(Executive Director Uganda Wildlife Conservation Education Centre)
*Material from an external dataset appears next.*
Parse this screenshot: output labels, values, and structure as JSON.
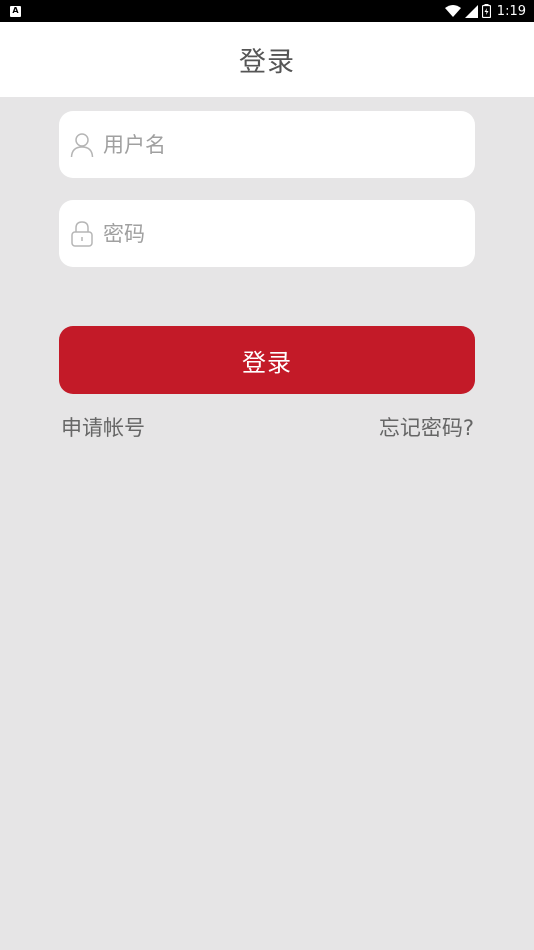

This study investigated the relationship between education and wildlife conservation in Uganda. Although attempts have been made to sensitize the citizens about the need to conserve wild life, illegal trade in wildlife remains a substantial threat to the survival of many species. In the past, efforts to address this trade have been primarily focused on law enforcement to prevent the poaching and illegal harvest of animals and plants, and trafficking of their parts, products and derivatives along trade routes, however these efforts have not yielded fruits in Uganda. Given the growing cases of illegal wildlife trade, Uganda ratified the Convention on International Trade in Endangered Species (CITES) and committed itself to enforcement of its provisions. However, poaching for subsistence and commercial purposes prevails, particularly in the River Kafu basin, Queen Elizabeth National Park, Murchison Falls National Park, Luwero, Kiboga and Lake Mburo ecosystem. Trade in game meat in Kampala exists and the clandestine sale of skins of CITES listed species such as cheetah, leopard, colobus monkeys and crocodile occurs in markets. The study adopted a descriptive cross sectional survey design, data was collected from UWA officials, communities staying around national parks and game rangers and analysis was done using structural equation modelling. It is recommended that the current wildlife law has gaps when it comes to education and conservation. There is a need for UWA and the sister bodies to promote conservation education and outreaches in communities given that the public disinterest in conservation affects the success of the environmental protection efforts.